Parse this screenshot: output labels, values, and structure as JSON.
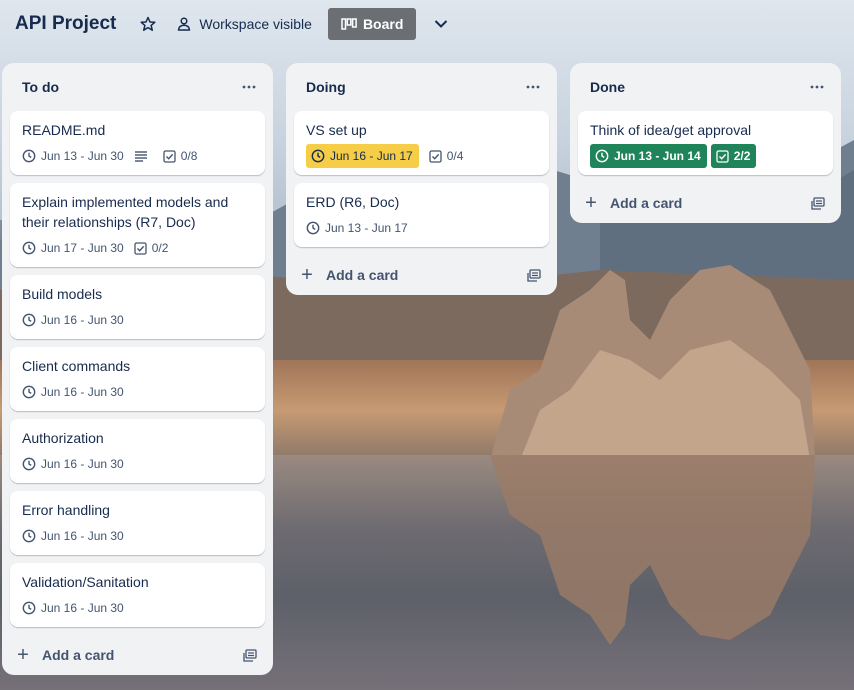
{
  "board": {
    "title": "API Project",
    "visibility_label": "Workspace visible",
    "view_label": "Board"
  },
  "colors": {
    "text": "#172b4d",
    "list_bg": "#f1f2f4",
    "due_warning": "#f5cd47",
    "complete": "#1f845a"
  },
  "lists": [
    {
      "title": "To do",
      "add_card_label": "Add a card",
      "cards": [
        {
          "title": "README.md",
          "due": "Jun 13 - Jun 30",
          "has_description": true,
          "checklist": "0/8"
        },
        {
          "title": "Explain implemented models and their relationships (R7, Doc)",
          "due": "Jun 17 - Jun 30",
          "checklist": "0/2"
        },
        {
          "title": "Build models",
          "due": "Jun 16 - Jun 30"
        },
        {
          "title": "Client commands",
          "due": "Jun 16 - Jun 30"
        },
        {
          "title": "Authorization",
          "due": "Jun 16 - Jun 30"
        },
        {
          "title": "Error handling",
          "due": "Jun 16 - Jun 30"
        },
        {
          "title": "Validation/Sanitation",
          "due": "Jun 16 - Jun 30"
        }
      ]
    },
    {
      "title": "Doing",
      "add_card_label": "Add a card",
      "cards": [
        {
          "title": "VS set up",
          "due": "Jun 16 - Jun 17",
          "due_status": "due-soon",
          "checklist": "0/4"
        },
        {
          "title": "ERD (R6, Doc)",
          "due": "Jun 13 - Jun 17"
        }
      ]
    },
    {
      "title": "Done",
      "add_card_label": "Add a card",
      "cards": [
        {
          "title": "Think of idea/get approval",
          "due": "Jun 13 - Jun 14",
          "due_status": "complete",
          "checklist": "2/2",
          "checklist_status": "complete"
        }
      ]
    }
  ]
}
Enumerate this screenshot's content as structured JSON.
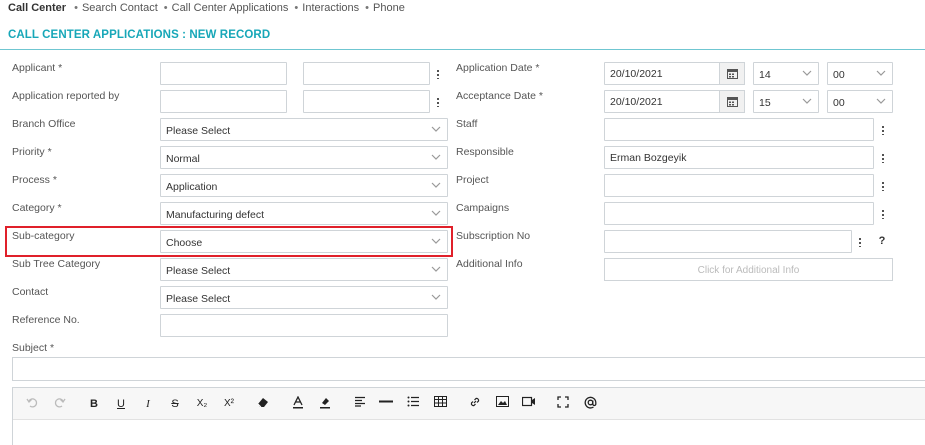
{
  "breadcrumb": {
    "items": [
      "Call Center",
      "Search Contact",
      "Call Center Applications",
      "Interactions",
      "Phone"
    ]
  },
  "page": {
    "title": "CALL CENTER APPLICATIONS : NEW RECORD"
  },
  "left_form": {
    "applicant_label": "Applicant *",
    "reported_by_label": "Application reported by",
    "branch_label": "Branch Office",
    "branch_value": "Please Select",
    "priority_label": "Priority *",
    "priority_value": "Normal",
    "process_label": "Process *",
    "process_value": "Application",
    "category_label": "Category *",
    "category_value": "Manufacturing defect",
    "subcategory_label": "Sub-category",
    "subcategory_value": "Choose",
    "subtree_label": "Sub Tree Category",
    "subtree_value": "Please Select",
    "contact_label": "Contact",
    "contact_value": "Please Select",
    "reference_label": "Reference No.",
    "subject_label": "Subject *"
  },
  "right_form": {
    "app_date_label": "Application Date *",
    "app_date_value": "20/10/2021",
    "app_hour": "14",
    "app_minute": "00",
    "accept_date_label": "Acceptance Date *",
    "accept_date_value": "20/10/2021",
    "accept_hour": "15",
    "accept_minute": "00",
    "staff_label": "Staff",
    "responsible_label": "Responsible",
    "responsible_value": "Erman Bozgeyik",
    "project_label": "Project",
    "campaigns_label": "Campaigns",
    "subscription_label": "Subscription No",
    "help_symbol": "?",
    "additional_label": "Additional Info",
    "additional_button": "Click for Additional Info"
  },
  "toolbar": {
    "bold": "B",
    "underline": "U",
    "italic": "I",
    "strike": "S",
    "subscript": "X₂",
    "superscript": "X²"
  },
  "colors": {
    "accent": "#17a7b8",
    "highlight": "#e0202a",
    "border": "#cfd4d8"
  }
}
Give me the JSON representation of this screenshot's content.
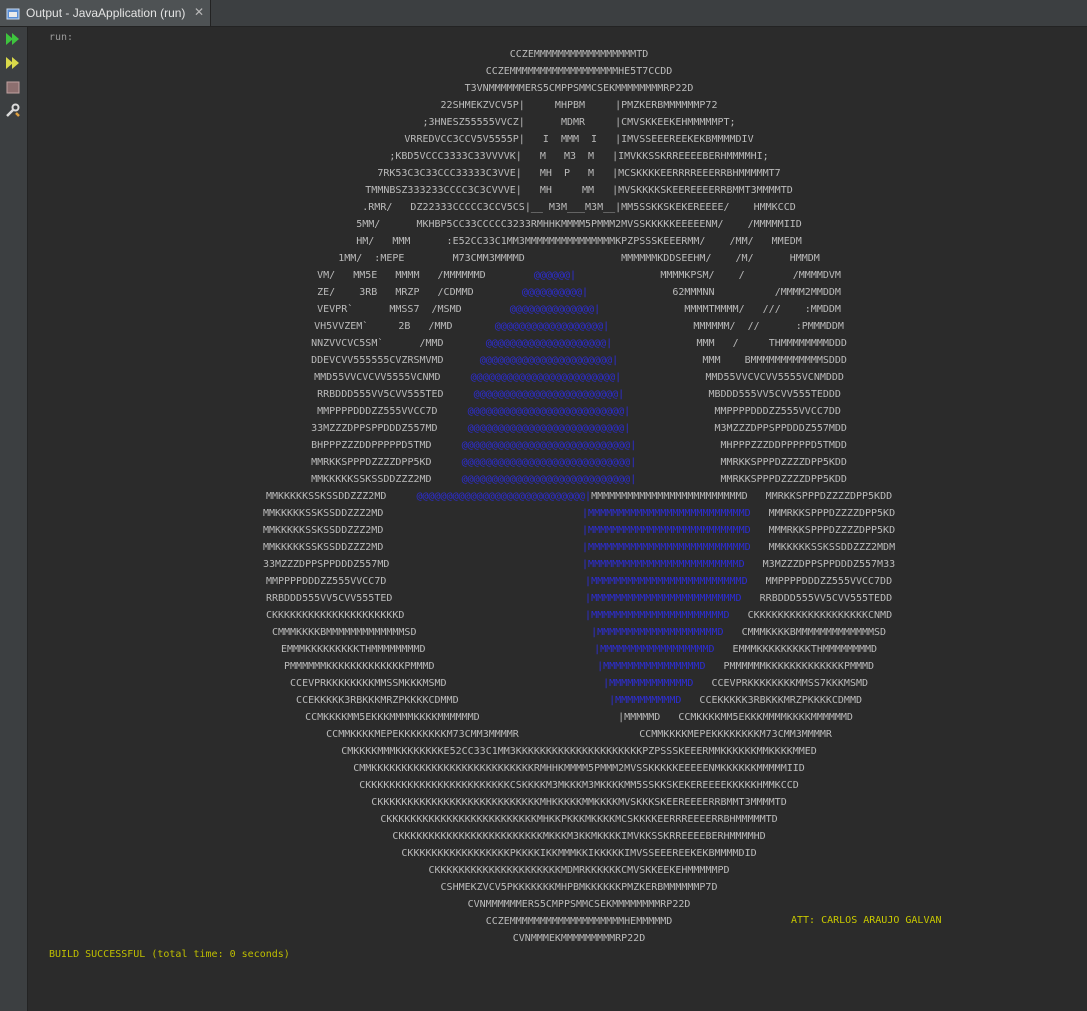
{
  "tab": {
    "title": "Output - JavaApplication (run)",
    "close": "✕"
  },
  "toolbar": {
    "rerun_icon": "rerun-icon",
    "rerun_options_icon": "rerun-with-options-icon",
    "stop_icon": "stop-icon",
    "settings_icon": "settings-icon"
  },
  "colors": {
    "background": "#2b2b2b",
    "text": "#bbbbbb",
    "blue": "#2d2dd6",
    "yellow": "#c9c900",
    "green": "#3ec43e"
  },
  "console": {
    "run_label": "run:",
    "art_lines": [
      "CCZEMMMMMMMMMMMMMMMMMTD",
      "CCZEMMMMMMMMMMMMMMMMMMHE5T7CCDD",
      "T3VNMMMMMMERS5CMPPSMMCSEKMMMMMMMMRP22D",
      "22SHMEKZVCV5P|     MHPBM     |PMZKERBMMMMMMP72",
      ";3HNESZ55555VVCZ|      MDMR     |CMVSKKEEKEHMMMMMPT;",
      "VRREDVCC3CCV5V5555P|   I  MMM  I   |IMVSSEEEREEKEKBMMMMDIV",
      ";KBD5VCCC3333C33VVVVK|   M   M3  M   |IMVKKSSKRREEEEBERHMMMMHI;",
      "7RK53C3C33CCC33333C3VVE|   MH  P   M   |MCSKKKKEERRRREEERRBHMMMMMT7",
      "TMMNBSZ333233CCCC3C3CVVVE|   MH     MM   |MVSKKKKSKEEREEEERRBMMT3MMMMTD",
      ".RMR/   DZ22333CCCCC3CCV5CS|__ M3M___M3M__|MM5SSKKSKEKEREEEE/    HMMKCCD",
      "5MM/      MKHBP5CC33CCCCC3233RMHHKMMMM5PMMM2MVSSKKKKKEEEEENM/    /MMMMMIID",
      "HM/   MMM      :E52CC33C1MM3MMMMMMMMMMMMMMMKPZPSSSKEEERMM/    /MM/   MMEDM",
      "1MM/  :MEPE        M73CMM3MMMMD                MMMMMMKDDSEEHM/    /M/      HMMDM",
      "VM/   MM5E   MMMM   /MMMMMMD        @@@@@@|              MMMMKPSM/    /        /MMMMDVM",
      "ZE/    3RB   MRZP   /CDMMD        @@@@@@@@@@|              62MMMNN          /MMMM2MMDDM",
      "VEVPR`      MMSS7  /MSMD        @@@@@@@@@@@@@@|              MMMMTMMMM/   ///    :MMDDM",
      "VH5VVZEM`     2B   /MMD       @@@@@@@@@@@@@@@@@@|              MMMMMM/  //      :PMMMDDM",
      "NNZVVCVC5SM`      /MMD       @@@@@@@@@@@@@@@@@@@@|              MMM   /     THMMMMMMMMDDD",
      "DDEVCVV555555CVZRSMVMD      @@@@@@@@@@@@@@@@@@@@@@|              MMM    BMMMMMMMMMMMMSDDD",
      "MMD55VVCVCVV5555VCNMD     @@@@@@@@@@@@@@@@@@@@@@@@|              MMD55VVCVCVV5555VCNMDDD",
      "RRBDDD555VV5CVV555TED     @@@@@@@@@@@@@@@@@@@@@@@@|              MBDDD555VV5CVV555TEDDD",
      "MMPPPPDDDZZ555VVCC7D     @@@@@@@@@@@@@@@@@@@@@@@@@@|              MMPPPPDDDZZ555VVCC7DD",
      "33MZZZDPPSPPDDDZ557MD     @@@@@@@@@@@@@@@@@@@@@@@@@@|              M3MZZZDPPSPPDDDZ557MDD",
      "BHPPPZZZDDPPPPPD5TMD     @@@@@@@@@@@@@@@@@@@@@@@@@@@@|              MHPPPZZZDDPPPPPD5TMDD",
      "MMRKKSPPPDZZZZDPP5KD     @@@@@@@@@@@@@@@@@@@@@@@@@@@@|              MMRKKSPPPDZZZZDPP5KDD",
      "MMKKKKKSSKSSDDZZZ2MD     @@@@@@@@@@@@@@@@@@@@@@@@@@@@|              MMRKKSPPPDZZZZDPP5KDD",
      "MMKKKKKSSKSSDDZZZ2MD     @@@@@@@@@@@@@@@@@@@@@@@@@@@@|MMMMMMMMMMMMMMMMMMMMMMMMMD   MMRKKSPPPDZZZZDPP5KDD",
      "MMKKKKKSSKSSDDZZZ2MD                                 |MMMMMMMMMMMMMMMMMMMMMMMMMMD   MMMRKKSPPPDZZZZDPP5KD",
      "MMKKKKKSSKSSDDZZZ2MD                                 |MMMMMMMMMMMMMMMMMMMMMMMMMMD   MMMRKKSPPPDZZZZDPP5KD",
      "MMKKKKKSSKSSDDZZZ2MD                                 |MMMMMMMMMMMMMMMMMMMMMMMMMMD   MMKKKKKSSKSSDDZZZ2MDM",
      "33MZZZDPPSPPDDDZ557MD                                |MMMMMMMMMMMMMMMMMMMMMMMMMD   M3MZZZDPPSPPDDDZ557M33",
      "MMPPPPDDDZZ555VVCC7D                                 |MMMMMMMMMMMMMMMMMMMMMMMMMD   MMPPPPDDDZZ555VVCC7DD",
      "RRBDDD555VV5CVV555TED                                |MMMMMMMMMMMMMMMMMMMMMMMMD   RRBDDD555VV5CVV555TEDD",
      "CKKKKKKKKKKKKKKKKKKKKKD                              |MMMMMMMMMMMMMMMMMMMMMMD   CKKKKKKKKKKKKKKKKKKKCNMD",
      "CMMMKKKKBMMMMMMMMMMMMMSD                             |MMMMMMMMMMMMMMMMMMMMD   CMMMKKKKBMMMMMMMMMMMMMSD",
      "EMMMKKKKKKKKKTHMMMMMMMMD                            |MMMMMMMMMMMMMMMMMMD   EMMMKKKKKKKKKTHMMMMMMMMD",
      "PMMMMMMKKKKKKKKKKKKKPMMMD                           |MMMMMMMMMMMMMMMMD   PMMMMMMKKKKKKKKKKKKKPMMMD",
      "CCEVPRKKKKKKKKMMSSMKKKMSMD                          |MMMMMMMMMMMMMD   CCEVPRKKKKKKKKMMSS7KKKMSMD",
      "CCEKKKKK3RBKKKMRZPKKKKCDMMD                         |MMMMMMMMMMD   CCEKKKKK3RBKKKMRZPKKKKCDMMD",
      "CCMKKKKMM5EKKKMMMMKKKKMMMMMMD                       |MMMMMD   CCMKKKKMM5EKKKMMMMKKKKMMMMMMD",
      "CCMMKKKKMEPEKKKKKKKKM73CMM3MMMMR                    CCMMKKKKMEPEKKKKKKKKM73CMM3MMMMR",
      "CMKKKKMMMKKKKKKKKE52CC33C1MM3KKKKKKKKKKKKKKKKKKKKKPZPSSSKEEERMMKKKKKKMMKKKKMMED",
      "CMMKKKKKKKKKKKKKKKKKKKKKKKKKKKRMHHKMMMM5PMMM2MVSSKKKKKEEEEENMKKKKKKMMMMMIID",
      "CKKKKKKKKKKKKKKKKKKKKKKKKCSKKKKM3MKKKM3MKKKKMM5SSKKSKEKEREEEEKKKKKHMMKCCD",
      "CKKKKKKKKKKKKKKKKKKKKKKKKKKKMHKKKKKMMKKKKMVSKKKSKEEREEEERRBMMT3MMMMTD",
      "CKKKKKKKKKKKKKKKKKKKKKKKKKMHKKPKKKMKKKKMCSKKKKEERRREEEERRBHMMMMMTD",
      "CKKKKKKKKKKKKKKKKKKKKKKKKMKKKM3KKMKKKKIMVKKSSKRREEEEBERHMMMMHD",
      "CKKKKKKKKKKKKKKKKKPKKKKIKKMMMKKIKKKKKIMVSSEEEREEKEKBMMMMDID",
      "CKKKKKKKKKKKKKKKKKKKKKMDMRKKKKKKCMVSKKEEKEHMMMMMPD",
      "CSHMEKZVCV5PKKKKKKKMHPBMKKKKKKPMZKERBMMMMMMP7D",
      "CVNMMMMMMERS5CMPPSMMCSEKMMMMMMMMRP22D",
      "CCZEMMMMMMMMMMMMMMMMMMMHEMMMMMD",
      "CVNMMMEKMMMMMMMMMRP22D"
    ],
    "attribution": "ATT: CARLOS ARAUJO GALVAN",
    "build_status": "BUILD SUCCESSFUL (total time: 0 seconds)"
  }
}
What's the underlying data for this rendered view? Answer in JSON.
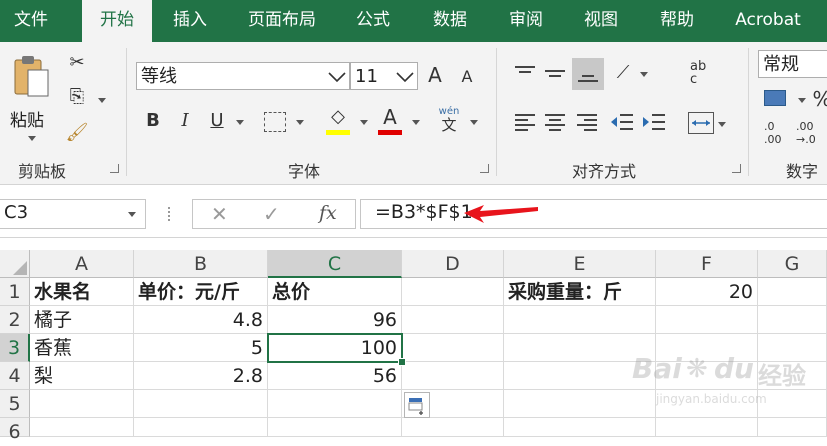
{
  "tabs": [
    "文件",
    "开始",
    "插入",
    "页面布局",
    "公式",
    "数据",
    "审阅",
    "视图",
    "帮助",
    "Acrobat"
  ],
  "active_tab": "开始",
  "ribbon": {
    "paste_label": "粘贴",
    "clipboard_group": "剪贴板",
    "font_group": "字体",
    "align_group": "对齐方式",
    "number_group": "数字",
    "font_name": "等线",
    "font_size": "11",
    "number_format": "常规",
    "bold": "B",
    "italic": "I",
    "underline": "U",
    "grow_font": "A",
    "shrink_font": "A",
    "font_color_glyph": "A",
    "phonetic_top": "wén",
    "phonetic_bottom": "文",
    "wrap_glyph": "ab\nc",
    "percent": "%",
    "dec_inc": ".0\n.00",
    "dec_dec": ".00\n→.0",
    "highlight_color": "#ffff00",
    "font_color": "#e00000"
  },
  "formula_bar": {
    "name_box": "C3",
    "cancel": "✕",
    "enter": "✓",
    "fx": "fx",
    "formula": "=B3*$F$1",
    "arrow_color": "#e8141c"
  },
  "grid": {
    "columns": [
      "A",
      "B",
      "C",
      "D",
      "E",
      "F",
      "G"
    ],
    "rows": [
      "1",
      "2",
      "3",
      "4",
      "5",
      "6"
    ],
    "selected_column": "C",
    "selected_row": "3",
    "cells": {
      "A1": "水果名",
      "B1": "单价：元/斤",
      "C1": "总价",
      "E1": "采购重量：斤",
      "F1": "20",
      "A2": "橘子",
      "B2": "4.8",
      "C2": "96",
      "A3": "香蕉",
      "B3": "5",
      "C3": "100",
      "A4": "梨",
      "B4": "2.8",
      "C4": "56"
    },
    "accent": "#217346"
  },
  "watermark": {
    "brand": "Bai",
    "brand2": "du",
    "suffix": "经验",
    "url": "jingyan.baidu.com"
  }
}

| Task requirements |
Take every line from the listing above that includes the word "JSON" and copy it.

| Response to this exercise |
Parse this screenshot: output labels, values, and structure as JSON.
Enumerate this screenshot's content as structured JSON.
Give me the JSON representation of this screenshot's content.
What's the underlying data for this rendered view? Answer in JSON.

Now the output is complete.